# Work to complete
Copy each line below in which the string "description" occurs.

Source data:
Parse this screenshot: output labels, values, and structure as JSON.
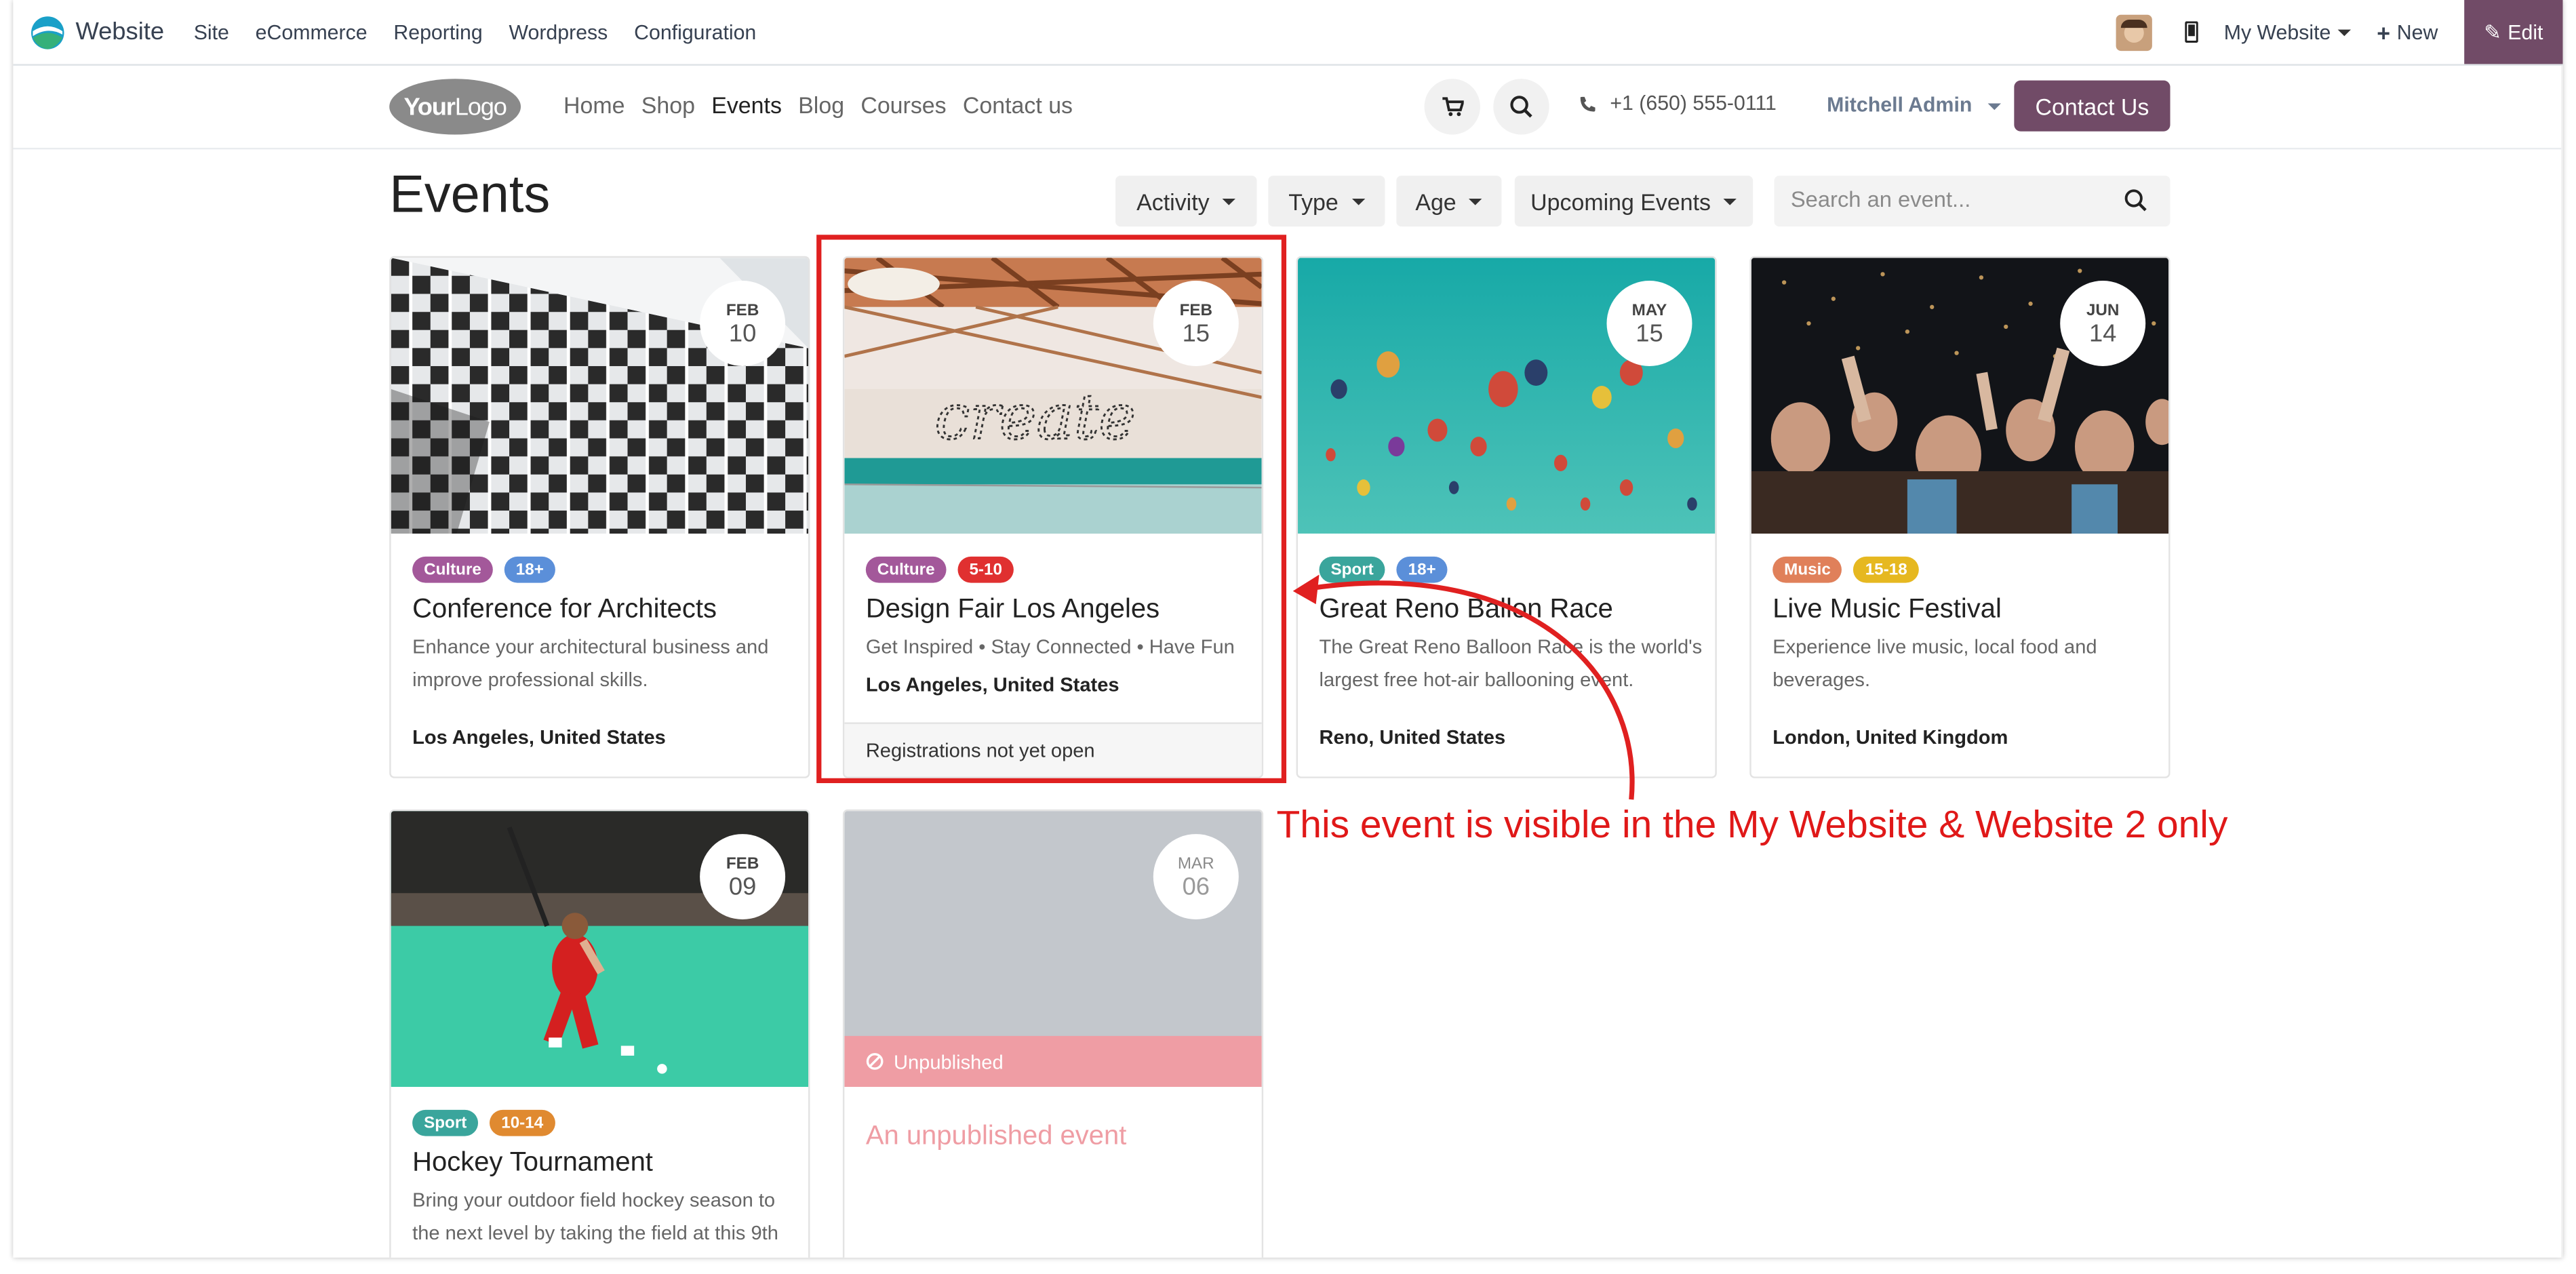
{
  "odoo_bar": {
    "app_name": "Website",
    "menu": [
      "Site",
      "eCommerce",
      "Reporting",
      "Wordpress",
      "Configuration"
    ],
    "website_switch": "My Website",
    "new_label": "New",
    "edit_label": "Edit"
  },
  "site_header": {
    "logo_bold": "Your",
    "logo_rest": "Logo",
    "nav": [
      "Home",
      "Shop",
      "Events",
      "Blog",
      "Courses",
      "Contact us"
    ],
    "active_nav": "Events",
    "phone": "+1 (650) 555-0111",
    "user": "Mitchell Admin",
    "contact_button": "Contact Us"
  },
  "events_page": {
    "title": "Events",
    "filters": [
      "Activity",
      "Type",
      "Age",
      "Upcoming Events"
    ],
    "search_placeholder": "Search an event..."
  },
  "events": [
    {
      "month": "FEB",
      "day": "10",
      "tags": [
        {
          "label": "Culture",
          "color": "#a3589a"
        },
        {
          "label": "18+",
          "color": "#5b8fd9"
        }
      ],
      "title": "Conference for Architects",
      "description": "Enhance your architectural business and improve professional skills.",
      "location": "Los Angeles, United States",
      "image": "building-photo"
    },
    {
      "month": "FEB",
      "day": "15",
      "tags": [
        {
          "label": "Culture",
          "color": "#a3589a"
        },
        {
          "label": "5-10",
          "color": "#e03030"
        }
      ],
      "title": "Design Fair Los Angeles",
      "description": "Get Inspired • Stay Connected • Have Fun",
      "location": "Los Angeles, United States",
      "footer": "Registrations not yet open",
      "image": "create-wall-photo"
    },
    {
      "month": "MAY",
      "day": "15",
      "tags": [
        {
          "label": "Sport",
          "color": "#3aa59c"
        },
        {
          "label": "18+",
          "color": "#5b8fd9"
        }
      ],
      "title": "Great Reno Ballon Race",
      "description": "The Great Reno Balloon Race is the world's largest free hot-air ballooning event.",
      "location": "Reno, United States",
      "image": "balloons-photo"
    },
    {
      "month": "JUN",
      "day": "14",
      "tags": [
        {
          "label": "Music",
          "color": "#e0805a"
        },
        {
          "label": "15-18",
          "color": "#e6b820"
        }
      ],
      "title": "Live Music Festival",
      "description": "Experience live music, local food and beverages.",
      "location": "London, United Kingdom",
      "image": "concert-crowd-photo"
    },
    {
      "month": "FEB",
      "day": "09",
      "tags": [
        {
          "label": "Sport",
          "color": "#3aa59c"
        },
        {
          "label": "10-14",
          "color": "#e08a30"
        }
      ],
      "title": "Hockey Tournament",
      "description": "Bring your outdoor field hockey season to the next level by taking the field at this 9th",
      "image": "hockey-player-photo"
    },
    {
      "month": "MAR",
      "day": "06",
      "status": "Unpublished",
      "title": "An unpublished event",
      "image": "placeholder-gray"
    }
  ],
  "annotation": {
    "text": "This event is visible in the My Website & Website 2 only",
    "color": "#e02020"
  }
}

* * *

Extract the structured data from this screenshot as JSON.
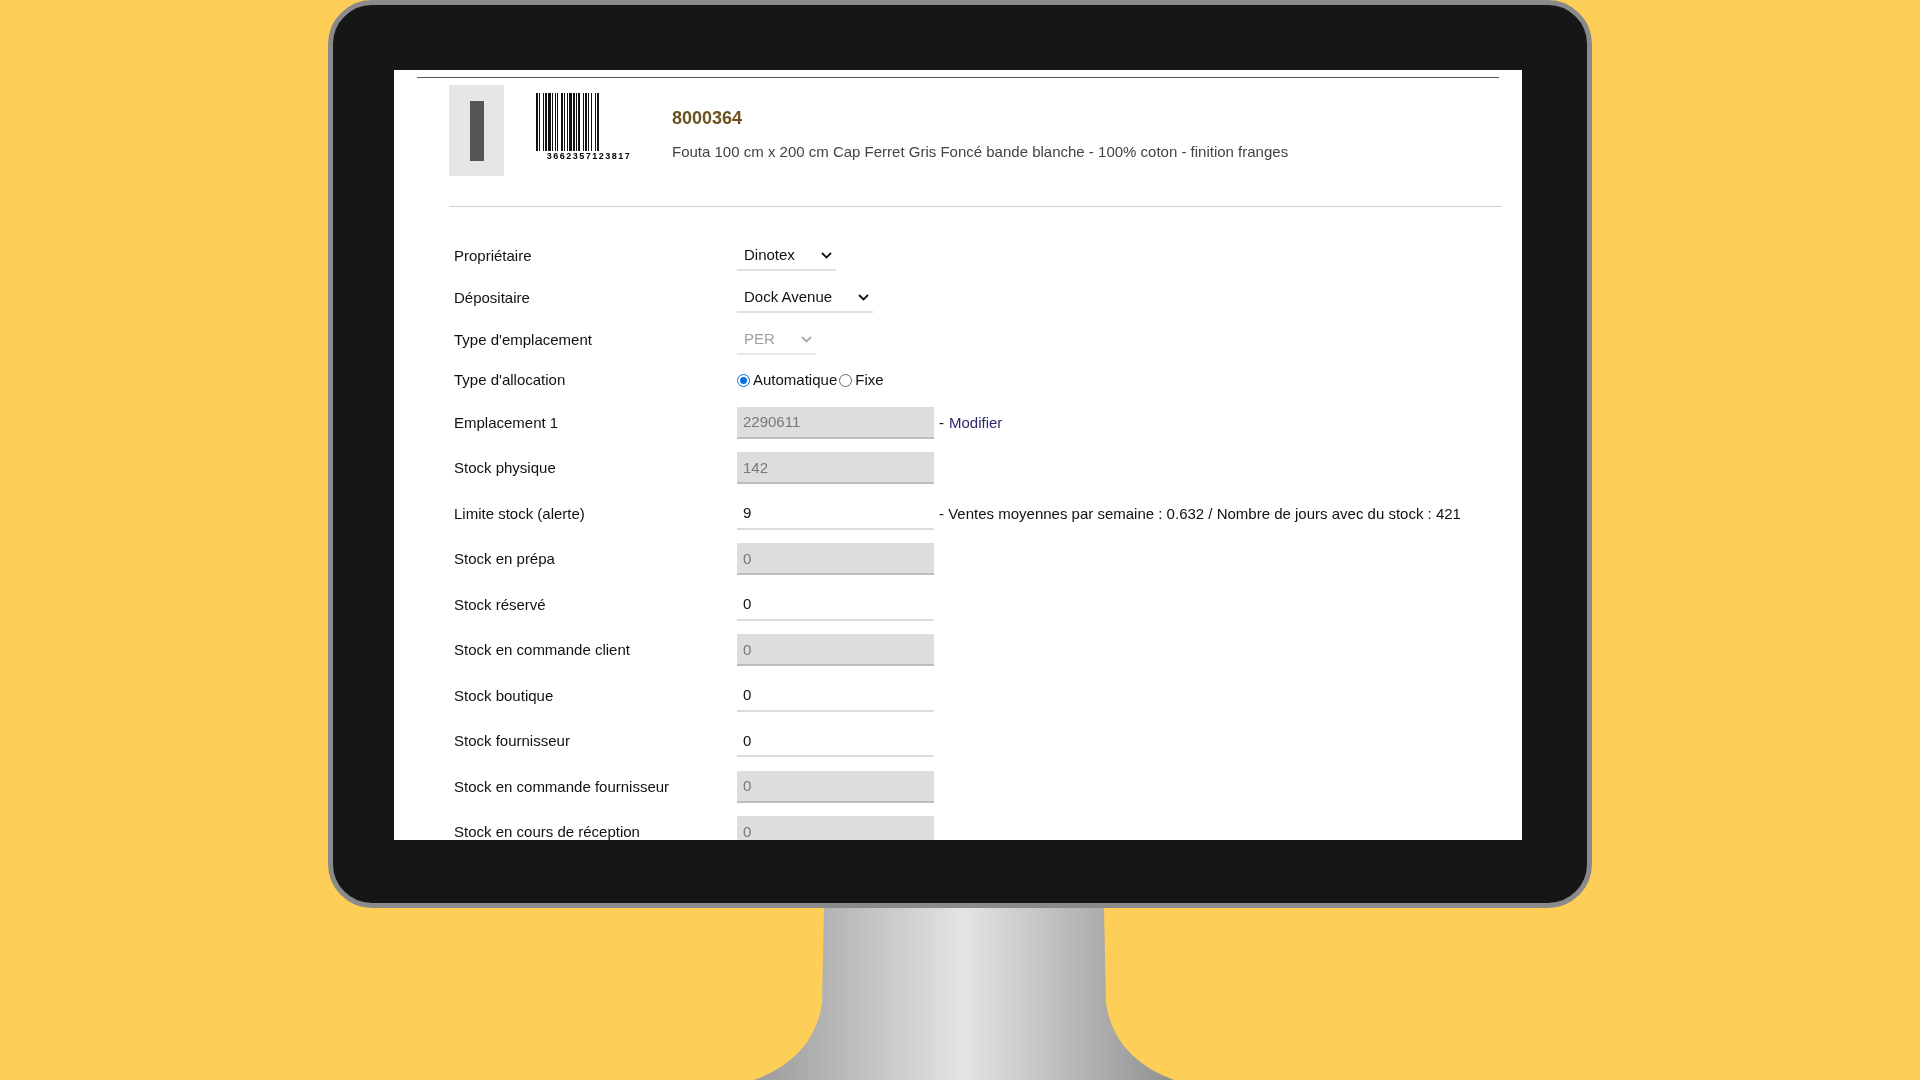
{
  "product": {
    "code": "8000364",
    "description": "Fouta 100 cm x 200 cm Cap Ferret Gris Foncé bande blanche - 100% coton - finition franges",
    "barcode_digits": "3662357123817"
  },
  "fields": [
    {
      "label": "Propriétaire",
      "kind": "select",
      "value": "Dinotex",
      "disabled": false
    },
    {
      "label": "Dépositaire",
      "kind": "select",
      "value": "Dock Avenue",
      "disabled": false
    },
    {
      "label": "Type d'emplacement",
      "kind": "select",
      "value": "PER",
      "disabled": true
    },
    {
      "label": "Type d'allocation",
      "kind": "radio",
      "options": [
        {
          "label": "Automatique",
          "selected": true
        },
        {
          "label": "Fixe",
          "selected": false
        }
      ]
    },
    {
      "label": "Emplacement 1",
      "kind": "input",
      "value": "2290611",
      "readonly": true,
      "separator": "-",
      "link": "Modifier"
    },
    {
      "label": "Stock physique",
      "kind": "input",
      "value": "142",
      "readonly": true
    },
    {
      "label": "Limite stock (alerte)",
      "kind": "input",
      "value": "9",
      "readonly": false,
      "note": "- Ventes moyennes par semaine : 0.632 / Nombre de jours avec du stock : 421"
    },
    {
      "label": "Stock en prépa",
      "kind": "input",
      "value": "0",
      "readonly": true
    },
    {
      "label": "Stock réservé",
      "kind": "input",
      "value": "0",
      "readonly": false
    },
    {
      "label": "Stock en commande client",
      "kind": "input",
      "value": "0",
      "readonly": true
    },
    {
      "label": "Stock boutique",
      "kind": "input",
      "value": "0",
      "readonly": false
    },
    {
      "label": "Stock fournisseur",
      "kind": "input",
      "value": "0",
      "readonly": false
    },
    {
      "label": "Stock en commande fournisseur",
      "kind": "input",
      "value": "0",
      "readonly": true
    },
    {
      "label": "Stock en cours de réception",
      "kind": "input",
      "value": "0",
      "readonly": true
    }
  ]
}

# Written reply
      "description": "Enhance your architectural business and improve professional skills.",
      "description": "Get Inspired • Stay Connected • Have Fun",
      "description": "The Great Reno Balloon Race is the world's largest free hot-air ballooning event.",
      "description": "Experience live music, local food and beverages.",
      "description": "Bring your outdoor field hockey season to the next level by taking the field at this 9th",
    "description": "Fouta 100 cm x 200 cm Cap Ferret Gris Foncé bande blanche - 100% coton - finition franges",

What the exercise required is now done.